Try it: Your response should contain every line from the data below that holds the string "buttons".

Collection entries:
───
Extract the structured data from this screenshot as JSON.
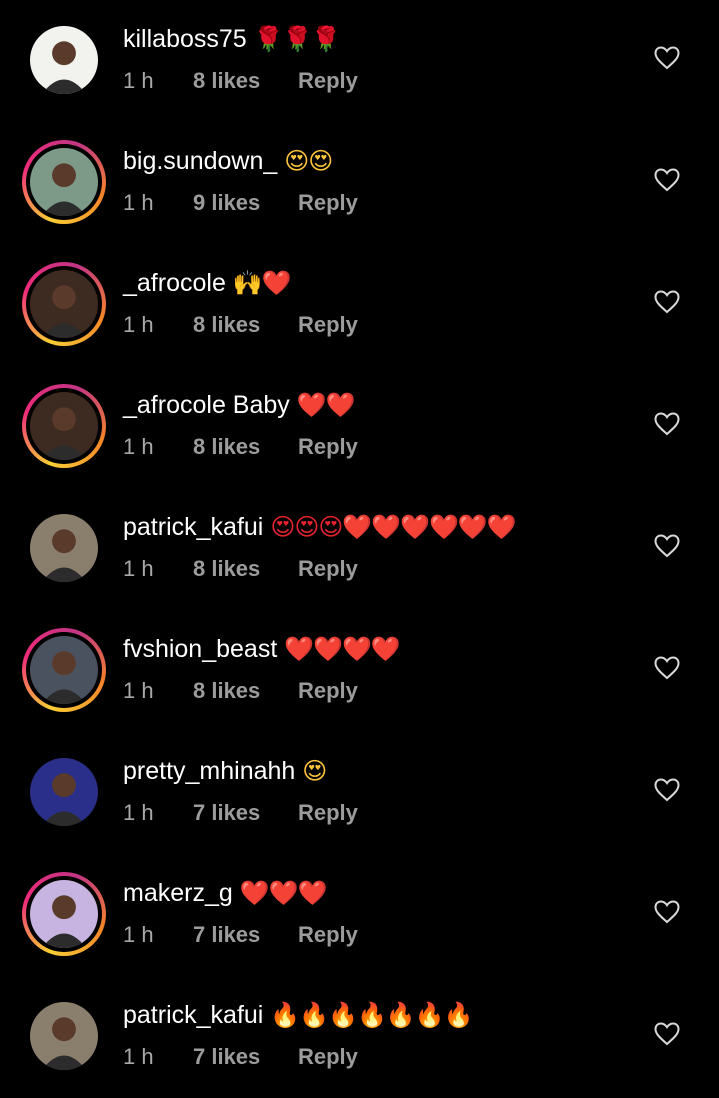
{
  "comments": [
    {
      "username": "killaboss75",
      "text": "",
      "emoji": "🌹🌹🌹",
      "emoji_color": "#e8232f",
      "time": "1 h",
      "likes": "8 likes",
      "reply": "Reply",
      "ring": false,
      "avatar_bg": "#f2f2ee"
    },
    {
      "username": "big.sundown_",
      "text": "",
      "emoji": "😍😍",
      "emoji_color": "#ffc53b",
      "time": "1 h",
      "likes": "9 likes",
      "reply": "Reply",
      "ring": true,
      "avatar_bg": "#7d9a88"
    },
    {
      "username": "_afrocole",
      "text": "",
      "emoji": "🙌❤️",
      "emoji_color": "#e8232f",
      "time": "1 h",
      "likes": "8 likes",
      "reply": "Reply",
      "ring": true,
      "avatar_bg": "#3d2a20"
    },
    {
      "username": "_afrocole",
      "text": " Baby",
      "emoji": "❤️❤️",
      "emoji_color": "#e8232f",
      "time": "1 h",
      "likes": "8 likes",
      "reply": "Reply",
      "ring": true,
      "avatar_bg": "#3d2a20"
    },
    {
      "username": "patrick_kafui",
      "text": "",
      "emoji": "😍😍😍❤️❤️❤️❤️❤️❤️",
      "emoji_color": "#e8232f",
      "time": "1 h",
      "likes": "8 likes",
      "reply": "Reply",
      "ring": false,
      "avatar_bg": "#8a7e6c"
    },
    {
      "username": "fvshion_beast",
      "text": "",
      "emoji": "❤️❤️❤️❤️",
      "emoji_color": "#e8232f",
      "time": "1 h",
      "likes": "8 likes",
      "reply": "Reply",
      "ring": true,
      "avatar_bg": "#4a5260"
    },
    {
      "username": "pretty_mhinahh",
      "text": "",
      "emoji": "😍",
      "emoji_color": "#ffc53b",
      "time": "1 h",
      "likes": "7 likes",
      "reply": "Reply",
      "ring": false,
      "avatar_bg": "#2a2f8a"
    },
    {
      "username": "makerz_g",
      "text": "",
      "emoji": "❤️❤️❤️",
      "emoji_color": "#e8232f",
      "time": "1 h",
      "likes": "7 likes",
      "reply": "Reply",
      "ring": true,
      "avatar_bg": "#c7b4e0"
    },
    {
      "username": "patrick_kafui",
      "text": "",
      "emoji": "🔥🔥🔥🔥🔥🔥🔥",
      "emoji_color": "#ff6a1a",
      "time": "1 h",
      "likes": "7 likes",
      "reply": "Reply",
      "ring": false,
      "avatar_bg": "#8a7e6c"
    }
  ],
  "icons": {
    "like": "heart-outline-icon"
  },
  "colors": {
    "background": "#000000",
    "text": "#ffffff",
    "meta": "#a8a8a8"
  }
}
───
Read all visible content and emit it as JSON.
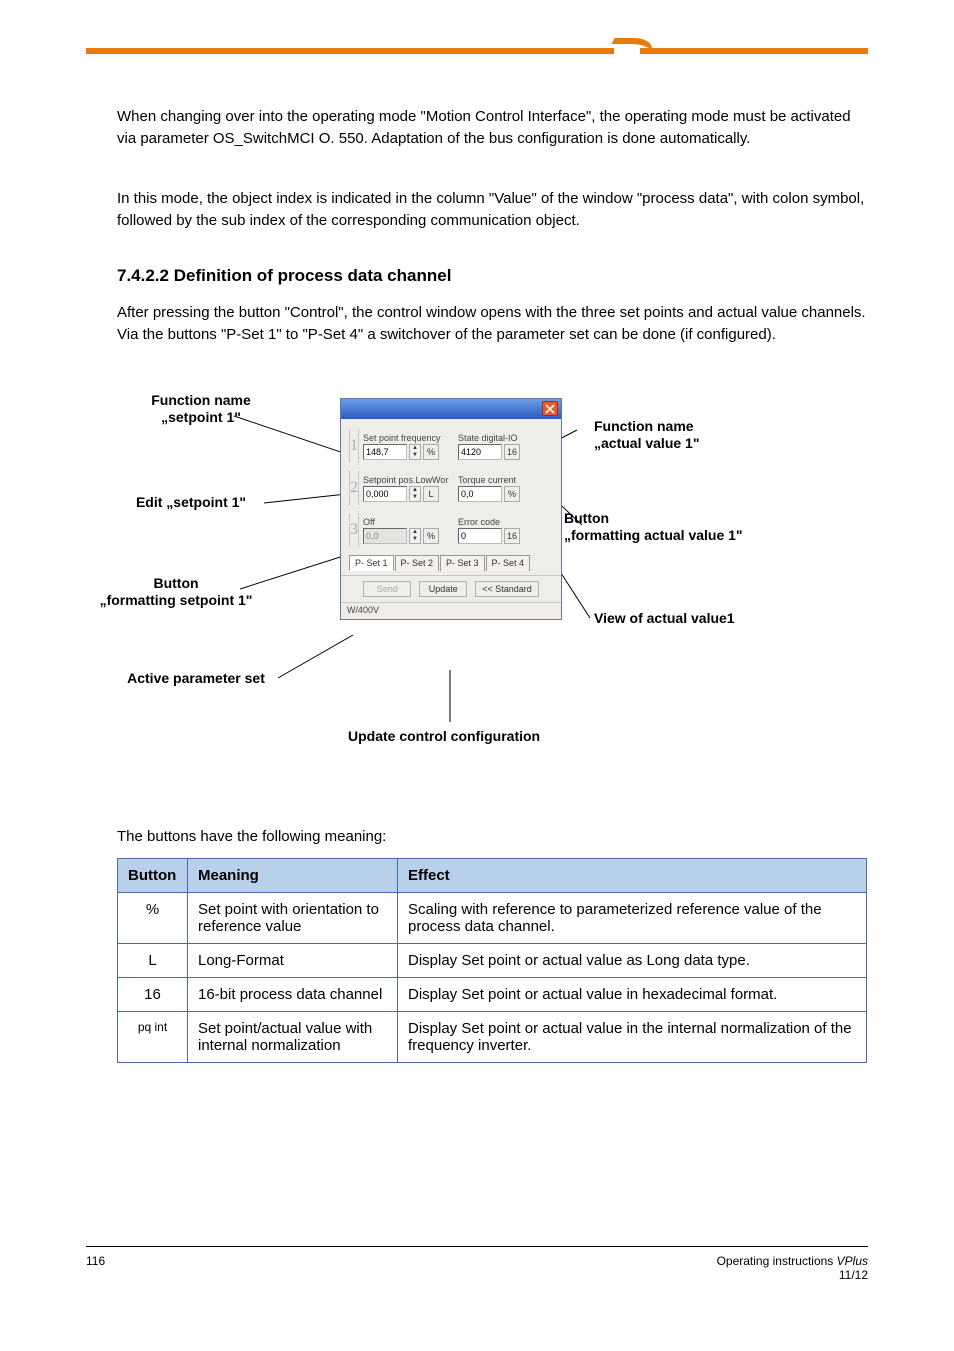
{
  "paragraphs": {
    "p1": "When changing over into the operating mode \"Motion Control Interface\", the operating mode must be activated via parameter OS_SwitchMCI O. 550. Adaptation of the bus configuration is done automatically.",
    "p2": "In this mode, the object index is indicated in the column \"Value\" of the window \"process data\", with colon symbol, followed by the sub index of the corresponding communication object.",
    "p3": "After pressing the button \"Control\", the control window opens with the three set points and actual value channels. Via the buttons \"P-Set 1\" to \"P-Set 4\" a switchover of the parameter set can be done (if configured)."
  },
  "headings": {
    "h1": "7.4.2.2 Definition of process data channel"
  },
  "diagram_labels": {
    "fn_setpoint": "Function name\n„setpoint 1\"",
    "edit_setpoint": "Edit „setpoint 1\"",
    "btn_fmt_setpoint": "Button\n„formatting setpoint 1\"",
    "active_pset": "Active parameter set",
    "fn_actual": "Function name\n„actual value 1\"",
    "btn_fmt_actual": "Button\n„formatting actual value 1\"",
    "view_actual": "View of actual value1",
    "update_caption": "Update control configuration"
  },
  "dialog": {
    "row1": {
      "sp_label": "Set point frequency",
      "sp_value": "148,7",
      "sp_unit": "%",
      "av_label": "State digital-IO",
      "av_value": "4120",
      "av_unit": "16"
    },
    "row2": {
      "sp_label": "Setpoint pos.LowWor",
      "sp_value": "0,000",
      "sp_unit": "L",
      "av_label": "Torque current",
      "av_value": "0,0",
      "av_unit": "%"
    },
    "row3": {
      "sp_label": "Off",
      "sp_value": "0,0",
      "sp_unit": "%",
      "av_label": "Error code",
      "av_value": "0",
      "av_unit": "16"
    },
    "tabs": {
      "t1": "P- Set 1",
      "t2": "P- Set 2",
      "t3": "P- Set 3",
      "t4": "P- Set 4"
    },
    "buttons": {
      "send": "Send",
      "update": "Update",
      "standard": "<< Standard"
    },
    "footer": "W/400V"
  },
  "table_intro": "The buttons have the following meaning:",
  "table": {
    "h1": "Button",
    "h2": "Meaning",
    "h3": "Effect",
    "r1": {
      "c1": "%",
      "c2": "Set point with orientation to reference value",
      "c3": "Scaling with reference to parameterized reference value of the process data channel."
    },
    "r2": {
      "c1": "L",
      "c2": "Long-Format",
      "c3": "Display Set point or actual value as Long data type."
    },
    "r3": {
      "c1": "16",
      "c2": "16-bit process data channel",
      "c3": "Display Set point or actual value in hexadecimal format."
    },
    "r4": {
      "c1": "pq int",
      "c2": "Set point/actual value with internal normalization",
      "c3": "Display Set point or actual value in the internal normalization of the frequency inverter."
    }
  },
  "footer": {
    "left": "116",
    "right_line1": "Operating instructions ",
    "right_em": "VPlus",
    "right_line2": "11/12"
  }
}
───
Result:
    "p3": "After pressing the button \"Control\", the control window opens with the three set points and actual value channels. Via the buttons \"P-Set 1\" to \"P-Set 4\" a switchover of the parameter set can be done (if configured)."
    "buttons": {
  "table_intro": "The buttons have the following meaning:",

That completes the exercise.